**SUPPLIED INFORMATION**
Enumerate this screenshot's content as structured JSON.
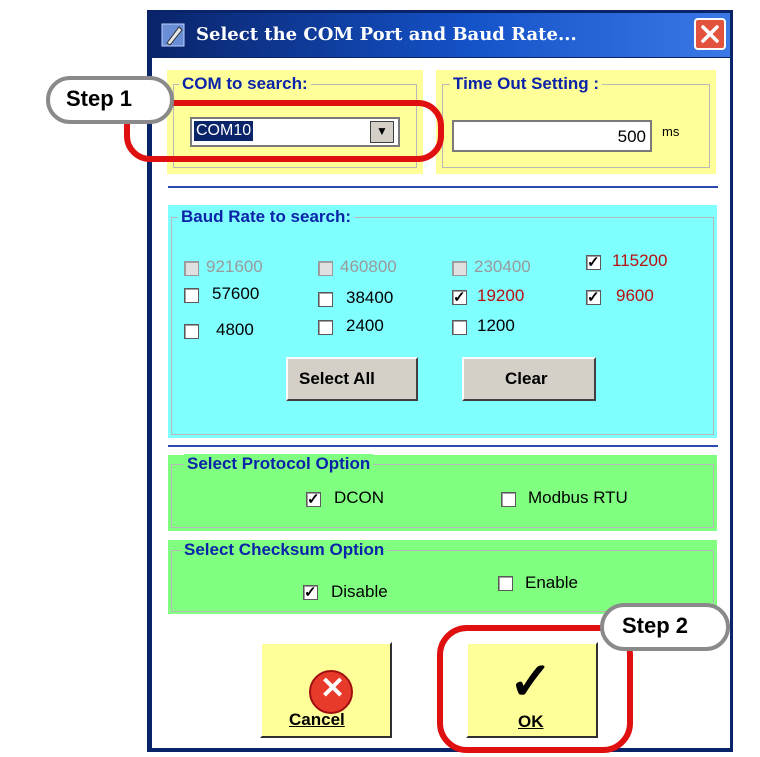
{
  "window": {
    "title": "Select the COM Port and Baud Rate...",
    "close_glyph": "✕",
    "icon": "pencil-icon"
  },
  "com": {
    "legend": "COM to search:",
    "selected": "COM10",
    "arrow_glyph": "▼"
  },
  "timeout": {
    "legend": "Time Out Setting :",
    "value": "500",
    "unit": "ms"
  },
  "baud": {
    "legend": "Baud Rate to search:",
    "options": [
      {
        "label": "921600",
        "checked": false,
        "enabled": false
      },
      {
        "label": "460800",
        "checked": false,
        "enabled": false
      },
      {
        "label": "230400",
        "checked": false,
        "enabled": false
      },
      {
        "label": "115200",
        "checked": true,
        "enabled": true
      },
      {
        "label": "57600",
        "checked": false,
        "enabled": true
      },
      {
        "label": "38400",
        "checked": false,
        "enabled": true
      },
      {
        "label": "19200",
        "checked": true,
        "enabled": true
      },
      {
        "label": "9600",
        "checked": true,
        "enabled": true
      },
      {
        "label": "4800",
        "checked": false,
        "enabled": true
      },
      {
        "label": "2400",
        "checked": false,
        "enabled": true
      },
      {
        "label": "1200",
        "checked": false,
        "enabled": true
      }
    ],
    "select_all_label": "Select  All",
    "clear_label": "Clear"
  },
  "protocol": {
    "legend": "Select Protocol Option",
    "options": [
      {
        "label": "DCON",
        "checked": true
      },
      {
        "label": "Modbus RTU",
        "checked": false
      }
    ]
  },
  "checksum": {
    "legend": "Select Checksum  Option",
    "options": [
      {
        "label": "Disable",
        "checked": true
      },
      {
        "label": "Enable",
        "checked": false
      }
    ]
  },
  "buttons": {
    "cancel_label": "Cancel",
    "ok_label": "OK",
    "ok_glyph": "✓",
    "cancel_glyph": "✕"
  },
  "callouts": {
    "step1": "Step 1",
    "step2": "Step 2"
  },
  "colors": {
    "legend_text": "#0b23a8",
    "checked_baud_text": "#b81010",
    "disabled_text": "#999999",
    "highlight_ring": "#e01010",
    "yellow_panel": "#ffff99",
    "cyan_panel": "#80ffff",
    "green_panel": "#80ff80"
  }
}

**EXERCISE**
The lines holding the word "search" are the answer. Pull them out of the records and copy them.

**OUTPUT OF THE EXERCISE**
    "legend": "COM to search:",
    "legend": "Baud Rate to search:",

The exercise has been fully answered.